Exulansis: n. the tendency to give up trying to talk about an experience because people are unable to relate to it - whether through envy or pity or simple foreignness - which allows it to drift away from the rest of your life story, until the memory itself feels out of place, almost mythical, wandering restlessly in the fog, no longer even looking for a place to land.
It’s 5am. I wake up to a silent room. Looking outside, there’s no one in sight and the dim glow of streetlights peppers the landscape, but in the distance I see the hues of blue emerge from the horizon; sunrise is coming.
The closer you are to the equator, the quicker the sun rises and falls - and judging by last night’s sunset I have a good hour to an hour and a half of interesting golden morning light, so I grabbed my gear and started walking around. Morro De Sao Paolo is a tourist island, with much of the economy (and thus people’s day to day) revolving around tourists. Still, I wanted to go deeper into the fray and check out where the locals lived outside the context of tourism. A few nights earlier, stumbling home from one of the craziest parties of my life, I wandered into the local part of town, making a mental note to return.
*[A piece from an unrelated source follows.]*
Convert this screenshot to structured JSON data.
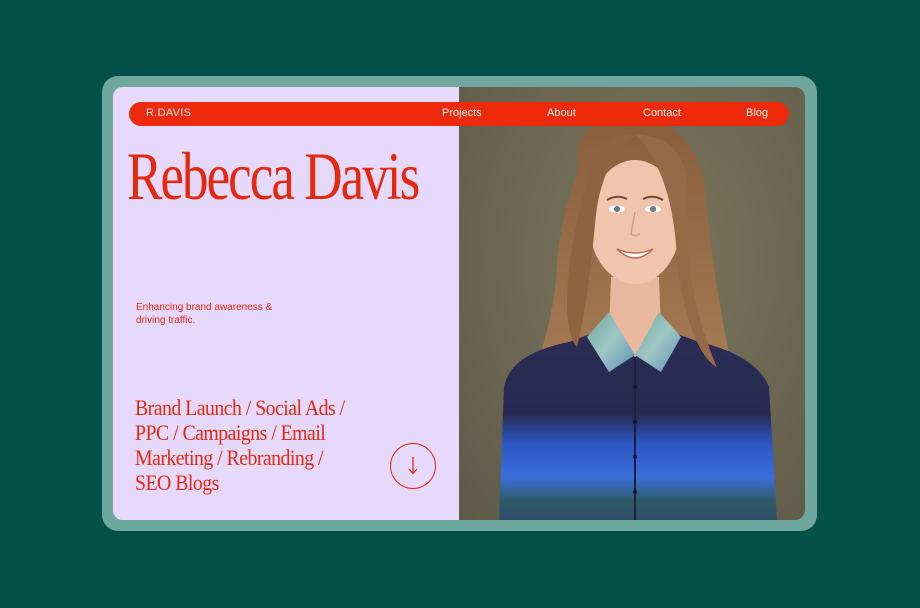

A tried and tested method of taking great photos is sitting and waiting. Something about a place captures your imagination, but the elements or the light isn’t perfect yet - but you know it will be. So you wait - for the right person, the right outfit, the right character or the right shadows. I saw the location above and sat around for 30 minutes, just waiting for the stream of light to be perfect. Here’s all the ones that didn’t make it.
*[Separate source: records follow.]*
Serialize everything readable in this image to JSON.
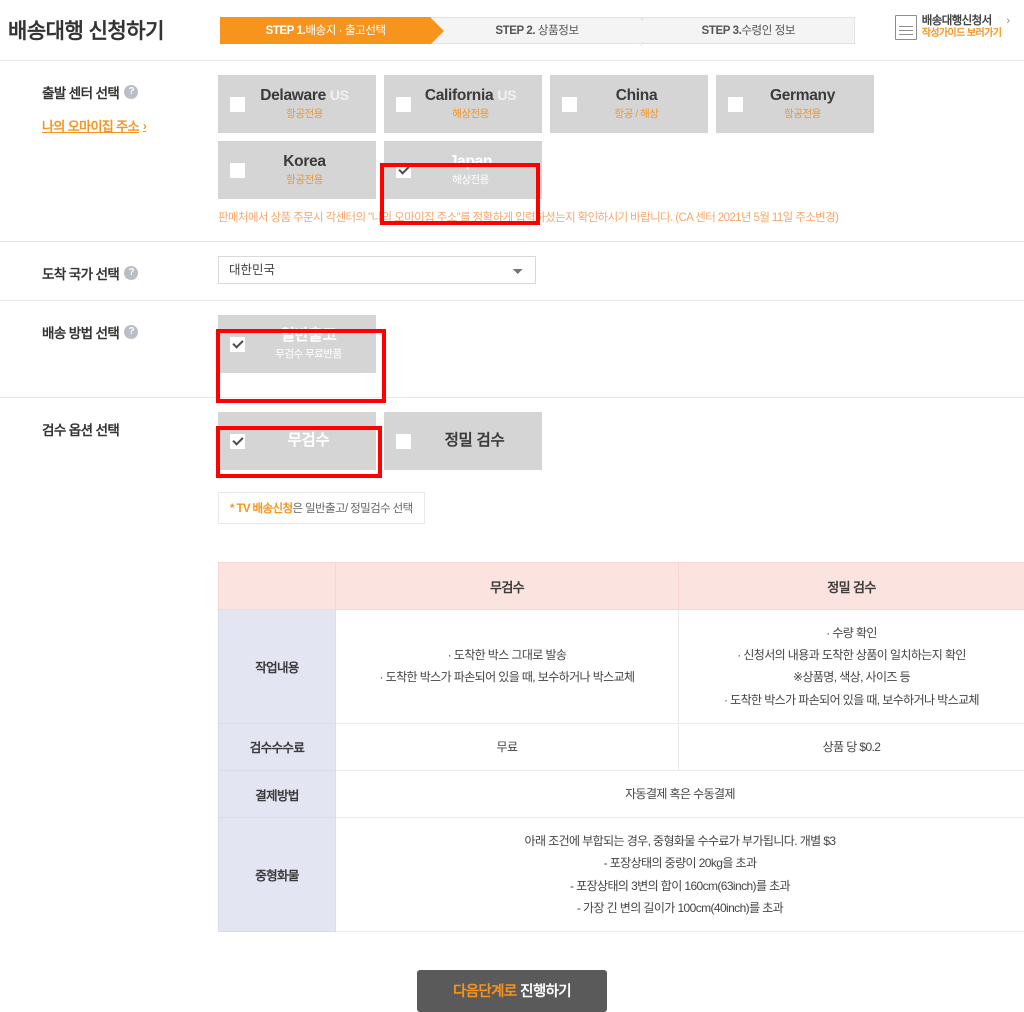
{
  "header": {
    "title": "배송대행 신청하기",
    "steps": [
      {
        "num": "STEP 1.",
        "label": "배송지 · 출고선택",
        "active": true
      },
      {
        "num": "STEP 2.",
        "label": " 상품정보",
        "active": false
      },
      {
        "num": "STEP 3.",
        "label": "수령인 정보",
        "active": false
      }
    ],
    "guide": {
      "icon": "document-icon",
      "line1": "배송대행신청서",
      "line2": "작성가이드 보러가기",
      "chevron": "›"
    }
  },
  "sections": {
    "center": {
      "label": "출발 센터 선택",
      "help_icon": "?",
      "my_address_link": "나의 오마이집 주소",
      "my_address_chevron": "›",
      "centers_row1": [
        {
          "name": "Delaware",
          "country": "US",
          "sub": "항공전용",
          "checked": false,
          "selected": false
        },
        {
          "name": "California",
          "country": "US",
          "sub": "해상전용",
          "checked": false,
          "selected": false
        },
        {
          "name": "China",
          "country": "",
          "sub": "항공 / 해상",
          "checked": false,
          "selected": false
        },
        {
          "name": "Germany",
          "country": "",
          "sub": "항공전용",
          "checked": false,
          "selected": false
        }
      ],
      "centers_row2": [
        {
          "name": "Korea",
          "country": "",
          "sub": "항공전용",
          "checked": false,
          "selected": false
        },
        {
          "name": "Japan",
          "country": "",
          "sub": "해상전용",
          "checked": true,
          "selected": true
        }
      ],
      "notice": "판매처에서 상품 주문시 각센터의 \"나의 오마이집 주소\"를 정확하게 입력하셨는지 확인하시기 바랍니다. (CA 센터 2021년 5월 11일 주소변경)"
    },
    "country": {
      "label": "도착 국가 선택",
      "help_icon": "?",
      "selected": "대한민국",
      "options": [
        "대한민국"
      ]
    },
    "shipping": {
      "label": "배송 방법 선택",
      "help_icon": "?",
      "options": [
        {
          "name": "일반출고",
          "sub": "무검수 무료반품",
          "checked": true,
          "selected": true
        }
      ]
    },
    "inspection": {
      "label": "검수 옵션 선택",
      "options": [
        {
          "name": "무검수",
          "sub": "",
          "checked": true,
          "selected": true
        },
        {
          "name": "정밀 검수",
          "sub": "",
          "checked": false,
          "selected": false
        }
      ],
      "tv_note_em": "* TV 배송신청",
      "tv_note_rest": "은 일반출고/ 정밀검수 선택"
    }
  },
  "comparison_table": {
    "headers": [
      "",
      "무검수",
      "정밀 검수"
    ],
    "rows": [
      {
        "label": "작업내용",
        "merged": false,
        "cells": [
          [
            "· 도착한 박스 그대로 발송",
            "· 도착한 박스가 파손되어 있을 때, 보수하거나 박스교체"
          ],
          [
            "· 수량 확인",
            "· 신청서의 내용과 도착한 상품이 일치하는지 확인",
            "※상품명, 색상, 사이즈 등",
            "· 도착한 박스가 파손되어 있을 때, 보수하거나 박스교체"
          ]
        ]
      },
      {
        "label": "검수수수료",
        "merged": false,
        "cells": [
          [
            "무료"
          ],
          [
            "상품 당 $0.2"
          ]
        ]
      },
      {
        "label": "결제방법",
        "merged": true,
        "cells": [
          [
            "자동결제 혹은 수동결제"
          ]
        ]
      },
      {
        "label": "중형화물",
        "merged": true,
        "cells": [
          [
            "아래 조건에 부합되는 경우, 중형화물 수수료가 부가됩니다. 개별 $3",
            "- 포장상태의 중량이 20kg을 초과",
            "- 포장상태의 3변의 합이 160cm(63inch)를 초과",
            "- 가장 긴 변의 길이가 100cm(40inch)를 초과"
          ]
        ]
      }
    ]
  },
  "footer": {
    "submit_accent": "다음단계로",
    "submit_rest": " 진행하기"
  },
  "colors": {
    "accent": "#f7941e",
    "highlight": "#ff0000",
    "card_bg": "#d5d5d5",
    "table_header_bg": "#fbe4df",
    "table_rowheader_bg": "#e4e5f2",
    "submit_bg": "#5a5a5a"
  }
}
It’s experiences like this that are hard to relate to people. What happens when slowly, but surely, many of the regular experiences in your life slowly cross over the threshold into the realm of the unrelated? There are so many fantastic experiences available to people, but many of them take time to be experienced comfortably. That chasm seems hard to cross, and indeed many people do not attempt it. Come to think about it, I think this will happen no matter how unique or parallel your experience.
Part of the reason why I photograph and why I write is to ensure that these memories live their own life, free from my cynicism and unhinged from the drifting progress of my identity and my mind. A wonderful alleyway, near the market, bathed in morning light as a woman in a red dress walks lightly towards the beach; the couple sneaking a kiss through the vines, suspended in each other and time as tourists walk by - two worlds apart. Moments like this are given new life when you share them with others, and live on.
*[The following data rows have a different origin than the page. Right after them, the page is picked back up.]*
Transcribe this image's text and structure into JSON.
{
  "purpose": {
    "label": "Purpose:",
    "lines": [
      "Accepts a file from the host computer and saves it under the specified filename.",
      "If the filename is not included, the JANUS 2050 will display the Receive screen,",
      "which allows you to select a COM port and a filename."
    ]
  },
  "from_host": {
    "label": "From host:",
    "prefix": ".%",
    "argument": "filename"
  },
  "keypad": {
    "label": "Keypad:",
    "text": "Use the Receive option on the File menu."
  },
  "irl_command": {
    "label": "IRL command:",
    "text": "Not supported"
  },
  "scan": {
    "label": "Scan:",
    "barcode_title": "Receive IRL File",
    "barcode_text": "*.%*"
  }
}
Often people ask, “How was Germany?” or “Was Peru beautiful?” but the answer rarely connects with their curiosity. How do you tell someone about the majestic square in Munich, where two lions guard statues of ancient gods - or the old coliseum in Morro de Sao Paulo where we all danced, and rejoiced under the Brazilian stars like no other place in the world? I think photography can do it to some extent, but I think the real key is not to tell people about the events, but share with them how it made you feel.
It’s a challenge we all have, not just some of us who travel and explore. Your friend is coming back from work and telling you about challenges unique to her; a loved one is describing to you the anguishes of getting older, of losing out on the vibrance of youth; a lover tells you it’s hard to communicate their emotions to you freely - every story reaches out and tries to connect with you. All you have to do … is let it.